Dataset excerpts Block Start

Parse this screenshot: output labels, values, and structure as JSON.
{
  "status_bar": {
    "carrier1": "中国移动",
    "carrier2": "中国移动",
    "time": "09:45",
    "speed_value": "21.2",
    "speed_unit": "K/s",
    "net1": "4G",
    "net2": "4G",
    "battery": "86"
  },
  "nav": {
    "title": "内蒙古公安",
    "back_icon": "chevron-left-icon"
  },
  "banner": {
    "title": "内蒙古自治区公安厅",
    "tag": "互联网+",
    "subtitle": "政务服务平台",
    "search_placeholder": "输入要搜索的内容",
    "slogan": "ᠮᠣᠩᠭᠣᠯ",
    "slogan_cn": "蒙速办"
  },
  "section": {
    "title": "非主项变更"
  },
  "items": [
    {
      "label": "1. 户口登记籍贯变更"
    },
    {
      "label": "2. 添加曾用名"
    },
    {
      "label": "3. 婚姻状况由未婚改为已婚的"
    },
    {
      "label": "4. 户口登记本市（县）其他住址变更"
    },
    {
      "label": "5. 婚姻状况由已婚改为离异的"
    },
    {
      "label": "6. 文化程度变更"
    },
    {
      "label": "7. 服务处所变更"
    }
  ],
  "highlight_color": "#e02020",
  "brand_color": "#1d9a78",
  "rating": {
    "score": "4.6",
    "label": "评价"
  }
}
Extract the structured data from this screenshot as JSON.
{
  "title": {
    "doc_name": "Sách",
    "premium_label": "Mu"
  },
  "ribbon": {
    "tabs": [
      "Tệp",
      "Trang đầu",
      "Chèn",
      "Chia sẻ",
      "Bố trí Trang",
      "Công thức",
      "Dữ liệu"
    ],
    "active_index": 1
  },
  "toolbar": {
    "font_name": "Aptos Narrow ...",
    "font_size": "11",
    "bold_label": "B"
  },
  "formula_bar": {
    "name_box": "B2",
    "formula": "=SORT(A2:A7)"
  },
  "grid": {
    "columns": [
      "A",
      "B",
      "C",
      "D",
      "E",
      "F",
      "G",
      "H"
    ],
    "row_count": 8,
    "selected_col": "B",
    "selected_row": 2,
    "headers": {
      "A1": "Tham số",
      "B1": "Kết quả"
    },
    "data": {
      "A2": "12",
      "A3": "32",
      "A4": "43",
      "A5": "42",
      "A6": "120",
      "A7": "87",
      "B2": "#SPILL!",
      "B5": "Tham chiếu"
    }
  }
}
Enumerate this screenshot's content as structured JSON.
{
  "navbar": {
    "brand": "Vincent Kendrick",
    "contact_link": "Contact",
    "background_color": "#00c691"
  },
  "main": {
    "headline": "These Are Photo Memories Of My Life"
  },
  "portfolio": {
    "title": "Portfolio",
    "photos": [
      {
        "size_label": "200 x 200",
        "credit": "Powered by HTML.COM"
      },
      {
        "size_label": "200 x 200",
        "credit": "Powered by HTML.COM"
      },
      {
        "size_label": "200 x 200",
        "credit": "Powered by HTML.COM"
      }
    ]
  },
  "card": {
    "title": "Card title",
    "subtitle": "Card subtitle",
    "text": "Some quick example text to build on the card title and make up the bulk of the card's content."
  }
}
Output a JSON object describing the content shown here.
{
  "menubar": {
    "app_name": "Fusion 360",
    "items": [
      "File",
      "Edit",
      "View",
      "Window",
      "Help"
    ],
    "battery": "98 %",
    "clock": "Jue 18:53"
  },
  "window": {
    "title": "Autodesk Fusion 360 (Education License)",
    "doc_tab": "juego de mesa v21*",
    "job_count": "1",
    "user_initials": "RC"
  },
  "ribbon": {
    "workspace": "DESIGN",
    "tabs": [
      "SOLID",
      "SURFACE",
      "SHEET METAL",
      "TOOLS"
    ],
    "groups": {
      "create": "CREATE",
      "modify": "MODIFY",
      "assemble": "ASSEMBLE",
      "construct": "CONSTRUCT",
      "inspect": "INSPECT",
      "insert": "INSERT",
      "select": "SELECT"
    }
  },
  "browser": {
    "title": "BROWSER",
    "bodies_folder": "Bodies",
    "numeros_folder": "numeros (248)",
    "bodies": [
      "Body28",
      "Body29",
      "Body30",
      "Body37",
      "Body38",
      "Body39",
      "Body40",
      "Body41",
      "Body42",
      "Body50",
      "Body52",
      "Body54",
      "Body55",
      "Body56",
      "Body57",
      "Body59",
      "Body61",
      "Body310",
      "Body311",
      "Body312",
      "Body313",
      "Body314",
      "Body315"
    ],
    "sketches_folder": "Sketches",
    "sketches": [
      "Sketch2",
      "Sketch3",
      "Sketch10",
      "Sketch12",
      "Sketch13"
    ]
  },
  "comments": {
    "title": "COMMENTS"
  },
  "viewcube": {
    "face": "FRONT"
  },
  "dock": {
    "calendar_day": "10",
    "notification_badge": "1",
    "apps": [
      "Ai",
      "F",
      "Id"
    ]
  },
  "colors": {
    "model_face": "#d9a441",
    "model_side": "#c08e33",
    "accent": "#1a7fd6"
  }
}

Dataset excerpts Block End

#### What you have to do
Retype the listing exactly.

#### Answer to the exercise
Parse this screenshot: output labels, values, and structure as JSON.
{
  "status_bar": {
    "carrier1": "中国移动",
    "carrier2": "中国移动",
    "time": "09:45",
    "speed_value": "21.2",
    "speed_unit": "K/s",
    "net1": "4G",
    "net2": "4G",
    "battery": "86"
  },
  "nav": {
    "title": "内蒙古公安",
    "back_icon": "chevron-left-icon"
  },
  "banner": {
    "title": "内蒙古自治区公安厅",
    "tag": "互联网+",
    "subtitle": "政务服务平台",
    "search_placeholder": "输入要搜索的内容",
    "slogan": "ᠮᠣᠩᠭᠣᠯ",
    "slogan_cn": "蒙速办"
  },
  "section": {
    "title": "非主项变更"
  },
  "items": [
    {
      "label": "1. 户口登记籍贯变更"
    },
    {
      "label": "2. 添加曾用名"
    },
    {
      "label": "3. 婚姻状况由未婚改为已婚的"
    },
    {
      "label": "4. 户口登记本市（县）其他住址变更"
    },
    {
      "label": "5. 婚姻状况由已婚改为离异的"
    },
    {
      "label": "6. 文化程度变更"
    },
    {
      "label": "7. 服务处所变更"
    }
  ],
  "highlight_color": "#e02020",
  "brand_color": "#1d9a78",
  "rating": {
    "score": "4.6",
    "label": "评价"
  }
}
Extract the structured data from this screenshot as JSON.
{
  "title": {
    "doc_name": "Sách",
    "premium_label": "Mu"
  },
  "ribbon": {
    "tabs": [
      "Tệp",
      "Trang đầu",
      "Chèn",
      "Chia sẻ",
      "Bố trí Trang",
      "Công thức",
      "Dữ liệu"
    ],
    "active_index": 1
  },
  "toolbar": {
    "font_name": "Aptos Narrow ...",
    "font_size": "11",
    "bold_label": "B"
  },
  "formula_bar": {
    "name_box": "B2",
    "formula": "=SORT(A2:A7)"
  },
  "grid": {
    "columns": [
      "A",
      "B",
      "C",
      "D",
      "E",
      "F",
      "G",
      "H"
    ],
    "row_count": 8,
    "selected_col": "B",
    "selected_row": 2,
    "headers": {
      "A1": "Tham số",
      "B1": "Kết quả"
    },
    "data": {
      "A2": "12",
      "A3": "32",
      "A4": "43",
      "A5": "42",
      "A6": "120",
      "A7": "87",
      "B2": "#SPILL!",
      "B5": "Tham chiếu"
    }
  }
}
Enumerate this screenshot's content as structured JSON.
{
  "navbar": {
    "brand": "Vincent Kendrick",
    "contact_link": "Contact",
    "background_color": "#00c691"
  },
  "main": {
    "headline": "These Are Photo Memories Of My Life"
  },
  "portfolio": {
    "title": "Portfolio",
    "photos": [
      {
        "size_label": "200 x 200",
        "credit": "Powered by HTML.COM"
      },
      {
        "size_label": "200 x 200",
        "credit": "Powered by HTML.COM"
      },
      {
        "size_label": "200 x 200",
        "credit": "Powered by HTML.COM"
      }
    ]
  },
  "card": {
    "title": "Card title",
    "subtitle": "Card subtitle",
    "text": "Some quick example text to build on the card title and make up the bulk of the card's content."
  }
}
Output a JSON object describing the content shown here.
{
  "menubar": {
    "app_name": "Fusion 360",
    "items": [
      "File",
      "Edit",
      "View",
      "Window",
      "Help"
    ],
    "battery": "98 %",
    "clock": "Jue 18:53"
  },
  "window": {
    "title": "Autodesk Fusion 360 (Education License)",
    "doc_tab": "juego de mesa v21*",
    "job_count": "1",
    "user_initials": "RC"
  },
  "ribbon": {
    "workspace": "DESIGN",
    "tabs": [
      "SOLID",
      "SURFACE",
      "SHEET METAL",
      "TOOLS"
    ],
    "groups": {
      "create": "CREATE",
      "modify": "MODIFY",
      "assemble": "ASSEMBLE",
      "construct": "CONSTRUCT",
      "inspect": "INSPECT",
      "insert": "INSERT",
      "select": "SELECT"
    }
  },
  "browser": {
    "title": "BROWSER",
    "bodies_folder": "Bodies",
    "numeros_folder": "numeros (248)",
    "bodies": [
      "Body28",
      "Body29",
      "Body30",
      "Body37",
      "Body38",
      "Body39",
      "Body40",
      "Body41",
      "Body42",
      "Body50",
      "Body52",
      "Body54",
      "Body55",
      "Body56",
      "Body57",
      "Body59",
      "Body61",
      "Body310",
      "Body311",
      "Body312",
      "Body313",
      "Body314",
      "Body315"
    ],
    "sketches_folder": "Sketches",
    "sketches": [
      "Sketch2",
      "Sketch3",
      "Sketch10",
      "Sketch12",
      "Sketch13"
    ]
  },
  "comments": {
    "title": "COMMENTS"
  },
  "viewcube": {
    "face": "FRONT"
  },
  "dock": {
    "calendar_day": "10",
    "notification_badge": "1",
    "apps": [
      "Ai",
      "F",
      "Id"
    ]
  },
  "colors": {
    "model_face": "#d9a441",
    "model_side": "#c08e33",
    "accent": "#1a7fd6"
  }
}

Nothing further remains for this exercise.